    This not only slows economic recovery, it prevents good economic decisions from being made and distorts economic signals. That results in further adverse economic recalculation. This sort of thinking comes from excessively aggregating in economics, and not paying enough attention to the microeconomics.

  10. Gravatar of Doc Merlin Doc Merlin
    30. July 2010 at 11:23

    ‘One such idea is lower payroll taxes.’

    A much cheaper method would be to drop minimum wage and allow companies to not pay health benefits for full time workers.

  11. Gravatar of Chris T Chris T
    30. July 2010 at 11:35

    “Instead of someone working for someone that is willing to pay them for what they are doing, you take from one person and give a make-work job to someone else.”

    We’re doing that already with unemployment insurance. Since UI isn’t going away, why don’t we do something more useful with it? There are plenty of low skill tasks that most would define as useful that the private market doesn’t address (ie: litter patrol). We have a large amount of idle labor that’s getting paid anyway, might as well have them do something for it. Being forced to do jobs they don’t want to do might even encourage some to try harder.

  12. Gravatar of JL JL
    30. July 2010 at 14:25

    Ditto what Chris said.

    As stated, I favor forced savings accounts.
    But if we’re gonna have publicly funded welfare and unemployment, and we should, lets have the best system.

    If the Fed is gonna cause another depression (and it looks like they might), then the private market will not be able to employ everyone, at least not at wages high enough to afford basic necessities like nutritious food.

    Remember Florence Owens Thompson and others like her, there was hunger and malnutrition:

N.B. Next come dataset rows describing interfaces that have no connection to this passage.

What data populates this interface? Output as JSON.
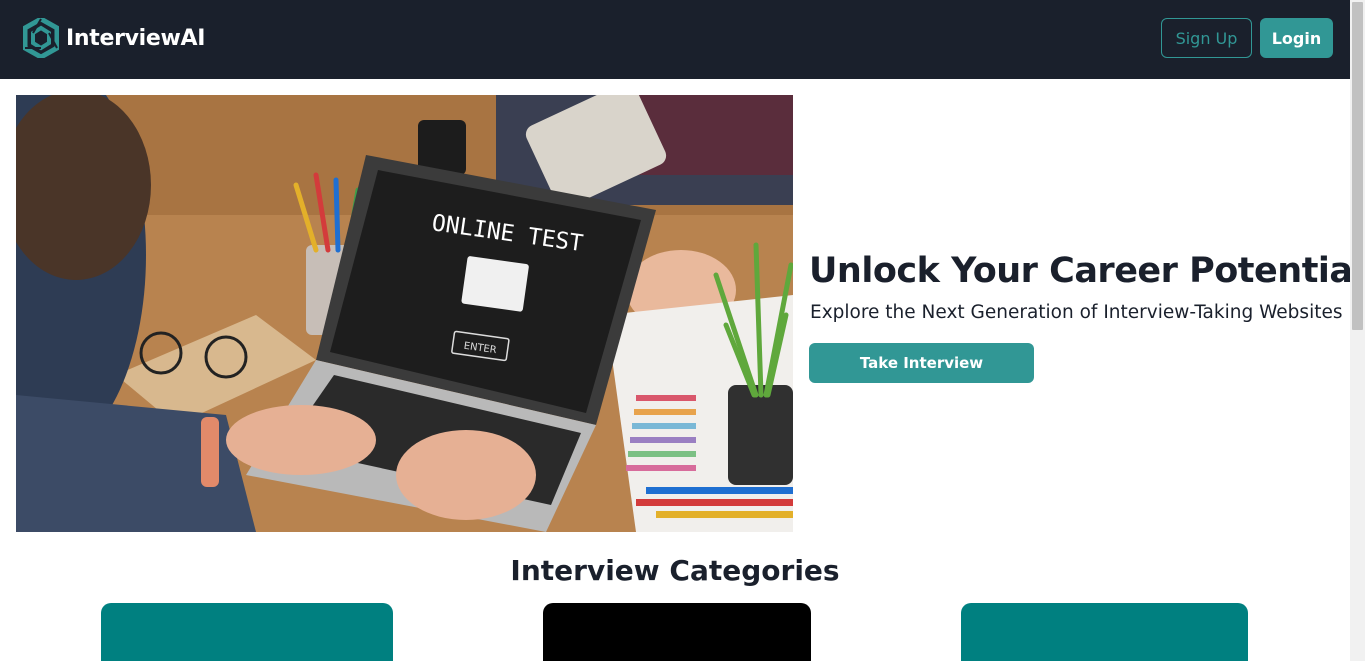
{
  "header": {
    "brand_name": "InterviewAI",
    "signup_label": "Sign Up",
    "login_label": "Login"
  },
  "hero": {
    "image_screen_title": "ONLINE TEST",
    "image_screen_button": "ENTER",
    "title": "Unlock Your Career Potential",
    "subtitle": "Explore the Next Generation of Interview-Taking Websites",
    "cta_label": "Take Interview"
  },
  "categories": {
    "heading": "Interview Categories",
    "cards": [
      {
        "color": "#008080"
      },
      {
        "color": "#000000"
      },
      {
        "color": "#008080"
      }
    ]
  },
  "colors": {
    "navbar": "#1a202c",
    "accent": "#319795",
    "text": "#1a202c"
  }
}
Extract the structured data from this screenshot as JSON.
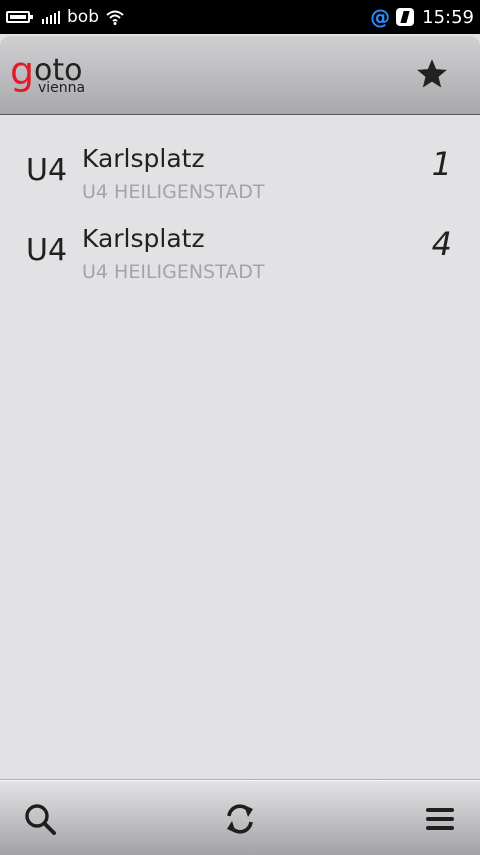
{
  "status_bar": {
    "carrier": "bob",
    "time": "15:59"
  },
  "header": {
    "logo_main_first": "g",
    "logo_main_rest": "oto",
    "logo_sub": "vienna"
  },
  "departures": [
    {
      "line": "U4",
      "station": "Karlsplatz",
      "direction": "U4 HEILIGENSTADT",
      "minutes": "1"
    },
    {
      "line": "U4",
      "station": "Karlsplatz",
      "direction": "U4 HEILIGENSTADT",
      "minutes": "4"
    }
  ],
  "icons": {
    "favorites": "star-icon",
    "search": "search-icon",
    "refresh": "refresh-icon",
    "menu": "menu-icon"
  },
  "colors": {
    "logo_accent": "#e01b2c",
    "status_accent": "#2e8bff"
  }
}
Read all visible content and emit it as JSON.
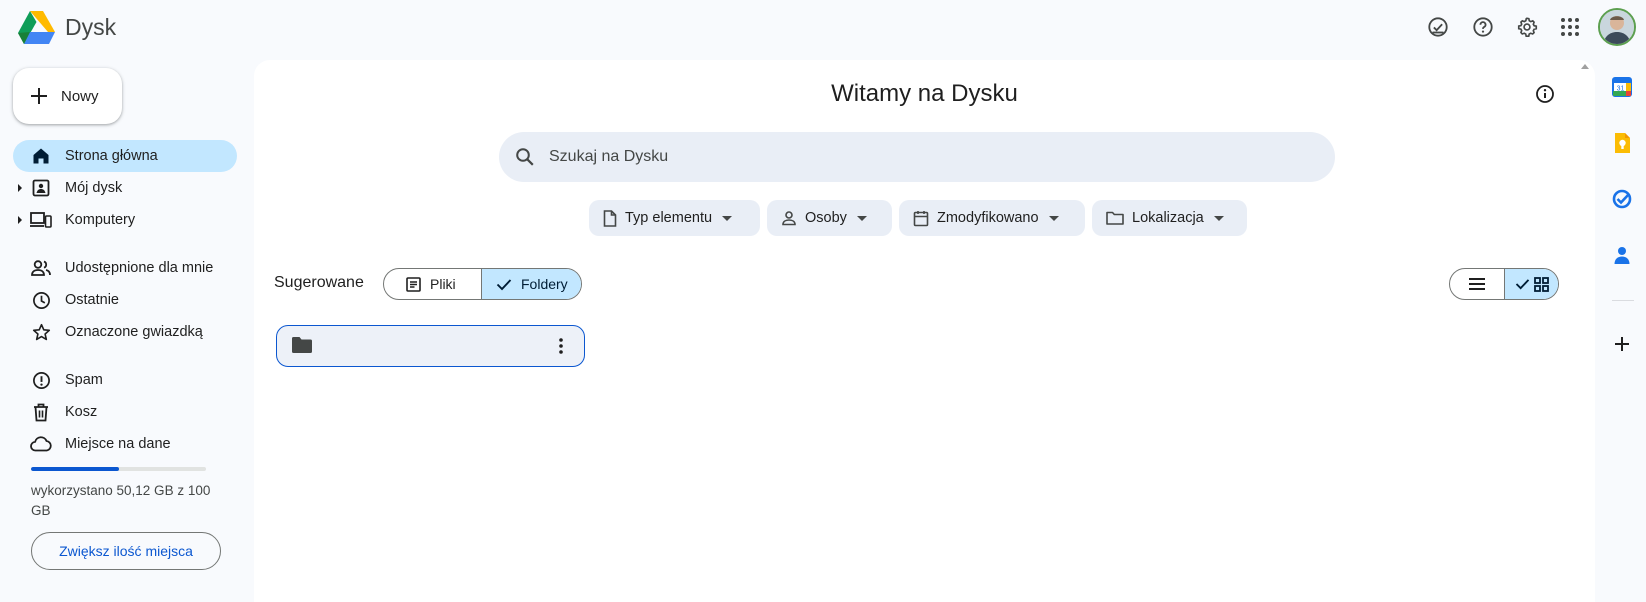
{
  "header": {
    "app_title": "Dysk",
    "icons": [
      "ready-for-offline-icon",
      "help-icon",
      "settings-icon",
      "apps-grid-icon",
      "account-avatar"
    ]
  },
  "sidebar": {
    "new_label": "Nowy",
    "items": [
      {
        "label": "Strona główna",
        "icon": "home-icon",
        "active": true
      },
      {
        "label": "Mój dysk",
        "icon": "my-drive-icon",
        "expandable": true
      },
      {
        "label": "Komputery",
        "icon": "computers-icon",
        "expandable": true
      },
      {
        "label": "Udostępnione dla mnie",
        "icon": "shared-icon"
      },
      {
        "label": "Ostatnie",
        "icon": "clock-icon"
      },
      {
        "label": "Oznaczone gwiazdką",
        "icon": "star-icon"
      },
      {
        "label": "Spam",
        "icon": "spam-icon"
      },
      {
        "label": "Kosz",
        "icon": "trash-icon"
      },
      {
        "label": "Miejsce na dane",
        "icon": "cloud-icon"
      }
    ],
    "storage": {
      "used_fraction": 0.5012,
      "text": "wykorzystano 50,12 GB z 100 GB",
      "upgrade_label": "Zwiększ ilość miejsca"
    }
  },
  "main": {
    "title": "Witamy na Dysku",
    "search_placeholder": "Szukaj na Dysku",
    "filters": [
      {
        "label": "Typ elementu",
        "icon": "file-icon"
      },
      {
        "label": "Osoby",
        "icon": "person-icon"
      },
      {
        "label": "Zmodyfikowano",
        "icon": "calendar-icon"
      },
      {
        "label": "Lokalizacja",
        "icon": "folder-outline-icon"
      }
    ],
    "suggested_label": "Sugerowane",
    "segments": {
      "files": "Pliki",
      "folders": "Foldery",
      "selected": "folders"
    },
    "view_selected": "grid",
    "folders": [
      {
        "name": ""
      }
    ]
  },
  "right_rail": {
    "icons": [
      "calendar-app-icon",
      "keep-app-icon",
      "tasks-app-icon",
      "contacts-app-icon",
      "add-app-icon"
    ],
    "colors": {
      "calendar": "#1a73e8",
      "keep": "#fbbc04",
      "tasks": "#1a73e8",
      "contacts": "#1a73e8"
    }
  },
  "colors": {
    "accent": "#0b57d0",
    "active_bg": "#c2e7ff",
    "page_bg": "#f8fafd",
    "search_bg": "#e9eef6"
  }
}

    “Seven hungry children. Father is native Californian. Destitute in pea pickers’ camp … because of failure of the early pea crop. These people had just sold their tires to buy food.”

    “I did not ask her name or her history. She told me her age, that she was 32. She said that they had been living on frozen vegetables from the surrounding fields and birds that the children killed. She had just sold the tires from her car to buy food.”

    Having some form of welfare and unemployment benefits mandated by law is essential to hold government accountable:
    If they cause another depression through their incompetence, then they’ll have to borrow so much money to pay welfare and UI, and they’ll lose so much tax revenue, which will force them to inflate, thereby curing the depression sooner rather than later.

  13. Gravatar of scott sumner scott sumner
    31. July 2010 at 07:11

    Jl, I’ll get around to taxes eventually, but monetary policy looks like it will be dominating the news for a while.

    Chris, I’d rather spend the money subsidizing private sector jobs.

    Doc Merlin, I agree on both the need for recalculation, and dropping the minimum wage as being a great idea.

Leave a Reply